The Supreme Court on Friday questioned the Bihar government as to how many of the convicts, granted remission in April this year along with former Lok Sabha MP Anand Mohan, were held guilty of murdering public servants on duty.
The Bihar government informed the top court that a total of 97 convicts, including Mohan, who was serving life term in the 1994 murder case of then Gopalganj District Magistrate G Krishnaiah, were prematurely released at the same time.
A bench of Justices Surya Kant and Dipankar Datta posted the plea filed by the wife of the slain IAS officer challenging the remission granted to Mohan for final hearing on September 26.
The top court allowed senior advocate Ranjit Kumar, appearing for the Bihar government, to file an additional affidavit giving the details of the released convicts who were held guilty of killing a public servant.
Senior advocate Siddharth Luthra, appearing for Uma Krishnaiah, the wife of the slain officer, requested that the state be asked to serve upon them the original records of remission granted to Mohan so they can prepare their response.
Kumar objected to the request and said if Luthra’s client wanted original records of remission, she can file an application under the Right to Information Act.
“There was no wrongdoing. Total of 97 persons including Mohan were released at the same time,” Kumar said.
Justice Datta asked whether all these 97 people, who were granted remission, had been convicted of murdering a public servant and, if not, how many were guilty of such an offence.
Kumar said he does not have such data and needed further instruction on the details of all the convicts who were granted remission and released prematurely.
The bench said the petitioner’s case is that the remission policy was changed to benefit Mohan.
“You (Kumar) furnish the details about the persons who were convicted for the murder of public servants and were granted remission,” Justice Datta said.
On May 19, the top court had directed the Bihar government to produce complete original records with regard to the remission granted to Mohan, a gangster-turned-politician.

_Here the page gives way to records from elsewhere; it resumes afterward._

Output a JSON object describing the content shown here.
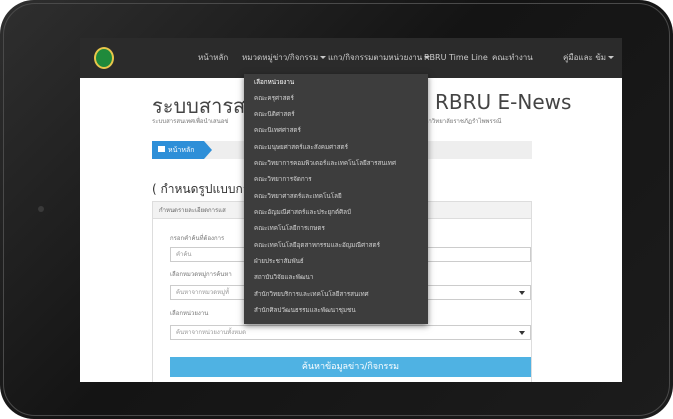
{
  "nav": {
    "home": "หน้าหลัก",
    "news_category": "หมวดหมู่ข่าว/กิจกรรม",
    "unit_activities": "แกว/กิจกรรมตามหน่วยงาน",
    "timeline": "RBRU Time Line",
    "faculty_menu": "คณะทำงาน",
    "manual": "คู่มือและ ข้ม"
  },
  "header": {
    "title_left": "ระบบสารสนเท",
    "title_right": "RBRU E-News",
    "subtitle_left": "ระบบสารสนเทศเพื่อนำเสนอข่",
    "subtitle_right": "ของมหาวิทยาลัยราชภัฏรำไพพรรณี"
  },
  "breadcrumb": {
    "home": "หน้าหลัก"
  },
  "section": {
    "title": "( กำหนดรูปแบบการแ"
  },
  "panel": {
    "header": "กำหนดรายละเอียดการแส",
    "keyword_label": "กรอกคำค้นที่ต้องการ",
    "keyword_placeholder": "คำค้น",
    "category_label": "เลือกหมวดหมู่การค้นหา",
    "category_value": "ค้นหาจากหมวดหมู่ทั้",
    "unit_label": "เลือกหน่วยงาน",
    "unit_value": "ค้นหาจากหน่วยงานทั้งหมด",
    "search_button": "ค้นหาข้อมูลข่าว/กิจกรรม"
  },
  "dropdown": {
    "items": [
      "เลือกหน่วยงาน",
      "คณะครุศาสตร์",
      "คณะนิติศาสตร์",
      "คณะนิเทศศาสตร์",
      "คณะมนุษยศาสตร์และสังคมศาสตร์",
      "คณะวิทยาการคอมพิวเตอร์และเทคโนโลยีสารสนเทศ",
      "คณะวิทยาการจัดการ",
      "คณะวิทยาศาสตร์และเทคโนโลยี",
      "คณะอัญมณีศาสตร์และประยุกต์ศิลป์",
      "คณะเทคโนโลยีการเกษตร",
      "คณะเทคโนโลยีอุตสาหกรรมและอัญมณีศาสตร์",
      "ฝ่ายประชาสัมพันธ์",
      "สถาบันวิจัยและพัฒนา",
      "สำนักวิทยบริการและเทคโนโลยีสารสนเทศ",
      "สำนักศิลปวัฒนธรรมและพัฒนาชุมชน"
    ]
  }
}
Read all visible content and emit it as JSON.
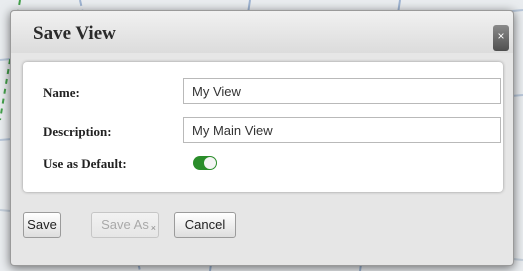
{
  "dialog": {
    "title": "Save View",
    "close_icon": "×",
    "fields": {
      "name_label": "Name:",
      "name_value": "My View",
      "description_label": "Description:",
      "description_value": "My Main View",
      "default_label": "Use as Default:",
      "default_on": true
    },
    "buttons": {
      "save": "Save",
      "save_as": "Save As",
      "save_as_badge": "×",
      "cancel": "Cancel"
    }
  },
  "colors": {
    "toggle_on": "#2a8d2a"
  }
}
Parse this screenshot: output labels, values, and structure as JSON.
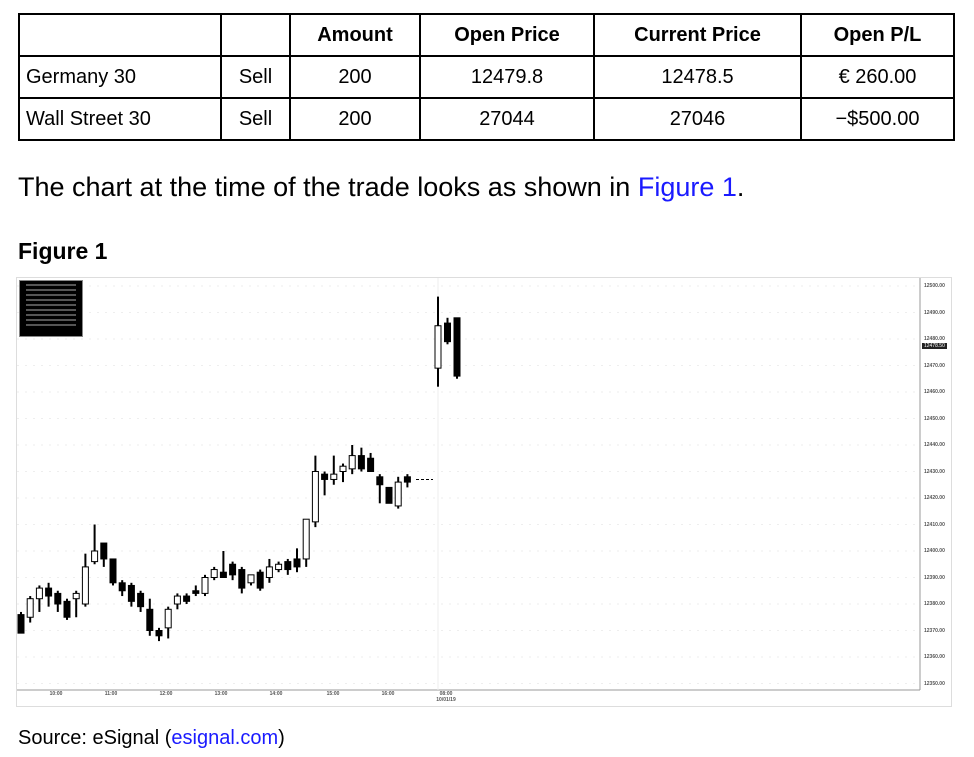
{
  "table": {
    "headers": [
      "",
      "",
      "Amount",
      "Open Price",
      "Current Price",
      "Open P/L"
    ],
    "rows": [
      {
        "market": "Germany 30",
        "direction": "Sell",
        "amount": "200",
        "open_price": "12479.8",
        "current_price": "12478.5",
        "open_pl": "€ 260.00"
      },
      {
        "market": "Wall Street 30",
        "direction": "Sell",
        "amount": "200",
        "open_price": "27044",
        "current_price": "27046",
        "open_pl": "−$500.00"
      }
    ]
  },
  "intro": {
    "text": "The chart at the time of the trade looks as shown in ",
    "link": "Figure 1",
    "end": "."
  },
  "figure_title": "Figure 1",
  "chart_data": {
    "type": "candlestick",
    "ylim": [
      12345,
      12502
    ],
    "y_ticks": [
      "12500.00",
      "12490.00",
      "12480.00",
      "12470.00",
      "12460.00",
      "12450.00",
      "12440.00",
      "12430.00",
      "12420.00",
      "12410.00",
      "12400.00",
      "12390.00",
      "12380.00",
      "12370.00",
      "12360.00",
      "12350.00"
    ],
    "x_ticks": [
      "10:00",
      "11:00",
      "12:00",
      "13:00",
      "14:00",
      "15:00",
      "16:00",
      "08:00"
    ],
    "x_date_label": "10/01/19",
    "current_price_label": "12478.50",
    "grid": true,
    "colors": {
      "up": "#ffffff",
      "down": "#000000",
      "outline": "#000000"
    },
    "candles": [
      {
        "d": 0,
        "o": 12376,
        "h": 12377,
        "l": 12369,
        "c": 12369
      },
      {
        "d": 0,
        "o": 12375,
        "h": 12383,
        "l": 12373,
        "c": 12382
      },
      {
        "d": 0,
        "o": 12382,
        "h": 12387,
        "l": 12377,
        "c": 12386
      },
      {
        "d": 0,
        "o": 12386,
        "h": 12388,
        "l": 12379,
        "c": 12383
      },
      {
        "d": 0,
        "o": 12384,
        "h": 12385,
        "l": 12377,
        "c": 12380
      },
      {
        "d": 0,
        "o": 12381,
        "h": 12382,
        "l": 12374,
        "c": 12375
      },
      {
        "d": 0,
        "o": 12382,
        "h": 12385,
        "l": 12375,
        "c": 12384
      },
      {
        "d": 0,
        "o": 12380,
        "h": 12399,
        "l": 12379,
        "c": 12394
      },
      {
        "d": 0,
        "o": 12396,
        "h": 12410,
        "l": 12395,
        "c": 12400
      },
      {
        "d": 0,
        "o": 12403,
        "h": 12403,
        "l": 12394,
        "c": 12397
      },
      {
        "d": 0,
        "o": 12397,
        "h": 12397,
        "l": 12387,
        "c": 12388
      },
      {
        "d": 0,
        "o": 12388,
        "h": 12389,
        "l": 12383,
        "c": 12385
      },
      {
        "d": 0,
        "o": 12387,
        "h": 12388,
        "l": 12379,
        "c": 12381
      },
      {
        "d": 0,
        "o": 12384,
        "h": 12385,
        "l": 12377,
        "c": 12379
      },
      {
        "d": 0,
        "o": 12378,
        "h": 12382,
        "l": 12368,
        "c": 12370
      },
      {
        "d": 0,
        "o": 12370,
        "h": 12371,
        "l": 12366,
        "c": 12368
      },
      {
        "d": 0,
        "o": 12371,
        "h": 12379,
        "l": 12367,
        "c": 12378
      },
      {
        "d": 0,
        "o": 12380,
        "h": 12384,
        "l": 12378,
        "c": 12383
      },
      {
        "d": 0,
        "o": 12383,
        "h": 12384,
        "l": 12380,
        "c": 12381
      },
      {
        "d": 0,
        "o": 12385,
        "h": 12387,
        "l": 12383,
        "c": 12384
      },
      {
        "d": 0,
        "o": 12384,
        "h": 12391,
        "l": 12383,
        "c": 12390
      },
      {
        "d": 0,
        "o": 12390,
        "h": 12394,
        "l": 12389,
        "c": 12393
      },
      {
        "d": 0,
        "o": 12392,
        "h": 12400,
        "l": 12390,
        "c": 12390
      },
      {
        "d": 0,
        "o": 12395,
        "h": 12396,
        "l": 12389,
        "c": 12391
      },
      {
        "d": 0,
        "o": 12393,
        "h": 12394,
        "l": 12384,
        "c": 12386
      },
      {
        "d": 0,
        "o": 12388,
        "h": 12391,
        "l": 12387,
        "c": 12391
      },
      {
        "d": 0,
        "o": 12392,
        "h": 12393,
        "l": 12385,
        "c": 12386
      },
      {
        "d": 0,
        "o": 12390,
        "h": 12397,
        "l": 12388,
        "c": 12394
      },
      {
        "d": 0,
        "o": 12393,
        "h": 12396,
        "l": 12392,
        "c": 12395
      },
      {
        "d": 0,
        "o": 12396,
        "h": 12397,
        "l": 12391,
        "c": 12393
      },
      {
        "d": 0,
        "o": 12397,
        "h": 12401,
        "l": 12392,
        "c": 12394
      },
      {
        "d": 0,
        "o": 12397,
        "h": 12412,
        "l": 12394,
        "c": 12412
      },
      {
        "d": 0,
        "o": 12411,
        "h": 12436,
        "l": 12409,
        "c": 12430
      },
      {
        "d": 0,
        "o": 12429,
        "h": 12430,
        "l": 12421,
        "c": 12427
      },
      {
        "d": 0,
        "o": 12427,
        "h": 12436,
        "l": 12425,
        "c": 12429
      },
      {
        "d": 0,
        "o": 12430,
        "h": 12433,
        "l": 12426,
        "c": 12432
      },
      {
        "d": 0,
        "o": 12431,
        "h": 12440,
        "l": 12429,
        "c": 12436
      },
      {
        "d": 0,
        "o": 12436,
        "h": 12439,
        "l": 12430,
        "c": 12431
      },
      {
        "d": 0,
        "o": 12435,
        "h": 12437,
        "l": 12430,
        "c": 12430
      },
      {
        "d": 0,
        "o": 12428,
        "h": 12429,
        "l": 12418,
        "c": 12425
      },
      {
        "d": 0,
        "o": 12424,
        "h": 12424,
        "l": 12418,
        "c": 12418
      },
      {
        "d": 0,
        "o": 12417,
        "h": 12428,
        "l": 12416,
        "c": 12426
      },
      {
        "d": 0,
        "o": 12428,
        "h": 12429,
        "l": 12424,
        "c": 12426
      },
      {
        "d": 1,
        "o": 12469,
        "h": 12496,
        "l": 12462,
        "c": 12485
      },
      {
        "d": 1,
        "o": 12486,
        "h": 12488,
        "l": 12478,
        "c": 12479
      },
      {
        "d": 1,
        "o": 12488,
        "h": 12488,
        "l": 12465,
        "c": 12466
      }
    ]
  },
  "source": {
    "text": "Source: eSignal (",
    "link": "esignal.com",
    "end": ")"
  }
}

It had told the counsel appearing for the Bihar government that no further adjournment will be granted in the case, and directed him to place the complete records for perusal by the court.
Luthra had argued the state government changed the policy retrospectively and released Mohan.
Mohan was released from Saharsa jail on April 24 after serving 14 years following an amendment to the Bihar prison rules by the state government.
The petitioner has contended the life imprisonment awarded to Mohan meant incarceration for his entire natural course of life and it cannot be mechanically interpreted to last just 14 years.
“Life imprisonment, when awarded as a substitute for death penalty, has to be carried out strictly as directed by the court and would be beyond application of remission,” she has said in her petition.
Anand Mohan was awarded death penalty on October 5, 2007 by the trial court which was commuted to rigorous life imprisonment by the Patna High Court on December 10, 2008 and confirmed by the Supreme Court on July 10, 2012.
The remission of Mohan’s sentence followed an April 10 amendment to the Bihar Prison Manual by the Nitish Kumar government whereby the restriction on early release of those involved in the killing of a public servant on duty was done away with.
This, the critics of the state government’s decision claim, was done to facilitate the release of Mohan, a Rajput strongman, who could add heft to the grand alliance led by Nitish Kumar in its fight against the BJP. Several others, including politicians, benefited from the amendment to the state prison rules.
Krishnaiah, who hailed from Telangana, was beaten to death by a mob in 1994 when his vehicle tried to overtake the funeral procession of gangster Chhotan Shukla in Muzaffarpur district.
Mohan, then an MLA, was leading the procession, and was alleged to have instigated the mob to kill Krishnaiah.